As the elephants moved towards the city gates, the passengers noticed large geometric patterns along the walls. They were a series of concentric circles boxed within a single perfect square that skirted the outermost circle. It seemed to symbolise the aerial layout of Ujjain. The circular fort wall of the city was not an accident but the culmination of what the Vasudevs believed was the perfect geometric design.
‘We have built the entire city in the form of a mandal,’ said Gopal.
‘What is the mandal, Panditji?’ asked Shiva.
‘It’s a symbolic representation of an approach to spirituality.’

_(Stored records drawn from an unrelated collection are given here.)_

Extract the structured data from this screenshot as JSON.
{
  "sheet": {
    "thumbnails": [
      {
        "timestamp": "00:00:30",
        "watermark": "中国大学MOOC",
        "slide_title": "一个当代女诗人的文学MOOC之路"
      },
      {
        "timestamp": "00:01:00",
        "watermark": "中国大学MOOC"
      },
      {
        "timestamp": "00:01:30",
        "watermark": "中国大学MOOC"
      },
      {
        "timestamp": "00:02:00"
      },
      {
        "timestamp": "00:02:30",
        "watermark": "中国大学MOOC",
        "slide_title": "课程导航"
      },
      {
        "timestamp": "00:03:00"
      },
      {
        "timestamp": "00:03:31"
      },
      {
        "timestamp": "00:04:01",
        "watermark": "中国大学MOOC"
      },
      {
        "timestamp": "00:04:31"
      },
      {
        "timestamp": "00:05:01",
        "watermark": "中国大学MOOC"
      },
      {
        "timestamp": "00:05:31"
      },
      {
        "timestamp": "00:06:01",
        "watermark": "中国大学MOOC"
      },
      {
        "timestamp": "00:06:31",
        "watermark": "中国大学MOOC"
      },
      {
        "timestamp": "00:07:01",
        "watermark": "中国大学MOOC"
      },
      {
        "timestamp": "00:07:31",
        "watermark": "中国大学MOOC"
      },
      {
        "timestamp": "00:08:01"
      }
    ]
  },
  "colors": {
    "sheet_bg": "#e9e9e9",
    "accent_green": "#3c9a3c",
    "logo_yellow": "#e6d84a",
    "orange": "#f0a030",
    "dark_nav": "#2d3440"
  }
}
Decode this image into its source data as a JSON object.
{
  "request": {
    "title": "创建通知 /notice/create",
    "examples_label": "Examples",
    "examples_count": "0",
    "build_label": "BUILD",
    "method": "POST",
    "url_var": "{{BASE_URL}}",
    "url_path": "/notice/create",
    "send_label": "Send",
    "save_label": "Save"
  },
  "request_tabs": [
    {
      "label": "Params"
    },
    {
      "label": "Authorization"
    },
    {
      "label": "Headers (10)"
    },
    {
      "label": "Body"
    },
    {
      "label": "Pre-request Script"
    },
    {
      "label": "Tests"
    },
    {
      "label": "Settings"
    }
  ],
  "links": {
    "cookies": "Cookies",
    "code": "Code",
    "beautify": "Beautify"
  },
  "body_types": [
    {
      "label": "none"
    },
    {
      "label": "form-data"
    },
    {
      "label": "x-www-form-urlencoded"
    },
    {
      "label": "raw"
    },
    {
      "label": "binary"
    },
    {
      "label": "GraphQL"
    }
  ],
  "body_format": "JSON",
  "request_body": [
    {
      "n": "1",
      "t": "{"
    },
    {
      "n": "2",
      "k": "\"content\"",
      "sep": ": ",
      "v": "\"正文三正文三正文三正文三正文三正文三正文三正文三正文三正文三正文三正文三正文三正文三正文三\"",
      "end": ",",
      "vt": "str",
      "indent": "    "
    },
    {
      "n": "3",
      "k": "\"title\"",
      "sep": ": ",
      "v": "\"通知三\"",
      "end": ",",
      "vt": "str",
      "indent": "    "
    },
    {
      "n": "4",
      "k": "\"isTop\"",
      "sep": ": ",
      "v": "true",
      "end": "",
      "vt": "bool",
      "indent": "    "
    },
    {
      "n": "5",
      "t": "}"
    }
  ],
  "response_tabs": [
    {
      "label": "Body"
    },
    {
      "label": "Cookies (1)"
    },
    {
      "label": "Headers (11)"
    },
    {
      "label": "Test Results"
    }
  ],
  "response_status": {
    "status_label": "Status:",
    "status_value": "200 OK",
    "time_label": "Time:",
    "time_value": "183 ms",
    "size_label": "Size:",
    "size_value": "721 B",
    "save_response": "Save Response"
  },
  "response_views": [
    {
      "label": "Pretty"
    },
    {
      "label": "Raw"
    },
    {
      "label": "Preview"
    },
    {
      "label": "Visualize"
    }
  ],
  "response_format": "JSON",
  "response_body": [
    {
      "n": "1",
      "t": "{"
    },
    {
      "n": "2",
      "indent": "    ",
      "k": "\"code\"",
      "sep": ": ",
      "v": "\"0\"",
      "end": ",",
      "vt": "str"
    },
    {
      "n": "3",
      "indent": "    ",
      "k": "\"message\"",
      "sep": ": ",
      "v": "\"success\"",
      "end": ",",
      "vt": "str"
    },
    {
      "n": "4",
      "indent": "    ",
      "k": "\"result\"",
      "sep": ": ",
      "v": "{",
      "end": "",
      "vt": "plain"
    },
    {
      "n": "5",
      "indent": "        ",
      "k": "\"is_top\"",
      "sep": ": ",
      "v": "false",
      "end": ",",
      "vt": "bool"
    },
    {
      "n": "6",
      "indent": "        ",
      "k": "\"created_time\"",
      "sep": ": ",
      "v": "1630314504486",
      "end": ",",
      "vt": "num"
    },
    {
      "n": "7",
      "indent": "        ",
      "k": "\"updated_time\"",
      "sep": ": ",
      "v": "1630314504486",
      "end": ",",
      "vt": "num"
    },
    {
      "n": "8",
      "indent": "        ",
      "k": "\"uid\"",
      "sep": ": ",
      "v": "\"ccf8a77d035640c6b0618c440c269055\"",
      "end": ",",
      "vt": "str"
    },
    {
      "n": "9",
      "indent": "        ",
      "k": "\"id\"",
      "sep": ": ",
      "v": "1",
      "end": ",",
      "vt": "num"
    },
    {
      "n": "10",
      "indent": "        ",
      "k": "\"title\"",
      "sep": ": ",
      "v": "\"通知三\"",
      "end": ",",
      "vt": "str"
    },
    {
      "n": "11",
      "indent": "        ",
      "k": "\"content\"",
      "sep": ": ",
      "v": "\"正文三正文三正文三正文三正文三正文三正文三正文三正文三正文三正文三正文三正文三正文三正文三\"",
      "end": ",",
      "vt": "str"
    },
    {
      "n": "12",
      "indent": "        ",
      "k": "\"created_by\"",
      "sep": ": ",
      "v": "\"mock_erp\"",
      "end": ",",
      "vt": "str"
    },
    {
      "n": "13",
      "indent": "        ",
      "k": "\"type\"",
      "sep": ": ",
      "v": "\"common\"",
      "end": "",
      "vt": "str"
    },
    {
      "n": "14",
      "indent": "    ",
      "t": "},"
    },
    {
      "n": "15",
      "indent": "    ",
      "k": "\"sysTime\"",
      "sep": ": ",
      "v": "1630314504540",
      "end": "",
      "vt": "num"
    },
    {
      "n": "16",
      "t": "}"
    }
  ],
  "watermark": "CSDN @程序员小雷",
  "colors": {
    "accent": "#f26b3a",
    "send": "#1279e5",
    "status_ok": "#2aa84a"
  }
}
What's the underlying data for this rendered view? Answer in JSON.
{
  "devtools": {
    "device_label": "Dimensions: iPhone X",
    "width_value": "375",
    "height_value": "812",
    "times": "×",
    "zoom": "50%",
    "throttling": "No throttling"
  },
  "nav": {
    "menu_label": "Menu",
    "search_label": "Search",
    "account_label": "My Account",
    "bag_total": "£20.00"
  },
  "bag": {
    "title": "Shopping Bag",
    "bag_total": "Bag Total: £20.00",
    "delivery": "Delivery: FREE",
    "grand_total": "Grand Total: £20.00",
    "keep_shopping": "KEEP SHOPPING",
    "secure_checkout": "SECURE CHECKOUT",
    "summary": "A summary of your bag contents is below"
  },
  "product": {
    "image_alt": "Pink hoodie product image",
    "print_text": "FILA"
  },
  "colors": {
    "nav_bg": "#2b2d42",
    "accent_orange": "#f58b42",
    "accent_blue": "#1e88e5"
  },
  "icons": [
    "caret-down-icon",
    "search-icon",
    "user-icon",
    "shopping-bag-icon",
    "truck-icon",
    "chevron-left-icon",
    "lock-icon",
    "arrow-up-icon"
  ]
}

‘The square boundary of the moat symbolises Prithvi, the land we live on. It is represented by a square that is bound on four sides, just like our land which is also bound by the four directions. The space within the square represents Prakriti or nature, as the land that we live on is uncultured and a wild jungle. Within it, the path of consciousness is the path of the Parmatma, which is represented by the circle.’
‘Why a circle?’
‘The Parmatma is the supreme soul. It is infinite. And if you want to represent infinity through a geometric pattern, you cannot do better than with a circle. It has no beginning. It has no end. You cannot add another side to it. You cannot remove a side from it. It is perfect. It is infinity.’
A bird’s eye view of Ujjain would show that within the circular fort wall, there were five tree-lined ring roads that had been laid out in concentric circles. The outermost road skirted the fort walls. The remaining four were arranged in concentric circles of decreasing diameter. The smallest ring road circled the massive Vishnu temple at the centre of the city. Twenty paved radial roads extended in straight lines from the outermost ring road to the innermost.
These roads effectively divided Ujjain into five zones. The outermost zone, between the fourth and the fifth ring road, had massive wooden stables for various domesticated animals such as cows and horses. The pride of place was occupied by the thousands of well-trained elephants. The next zone, between the third and the fourth ring road, was for the residences of the novices and trainees. It also housed their schools, markets and entertainment districts. The zone between the second and the third ring road housed the Kshatriyas, Vaishyas and Shudras amongst the Vasudevs. The one between the first and the second ring road housed the Brahmins, the community which administered the tribe of Vasudevs. And within the first ring road, in the heart of the city, was the holiest place in Ujjain, their central temple.
The temple was made of black bricks and was what had appeared as a ‘hill’ to Shiva from the Chambal. Entirely man-made, this temple was in the shape of a perfect, inverted cone, with its base in a circle, supported by a thousand pillars running along its circumference. The conical temple was completely hollow inside and rose in ever smaller circles to reach its peak at a height of a gigantic two hundred metres. A central pillar, made of hard granite, had been erected within the temple, to support the massive weight of the ceiling. A giant cupola, made of black limestone, had been placed at the apex of the temple. Weighing almost forty tonnes, the cupola had been rolled onto the top of the temple by using elephants to pull the stone over a twenty-kilometre long gradual incline. It was the remnants of this incline that Shiva had seen at the Chambal.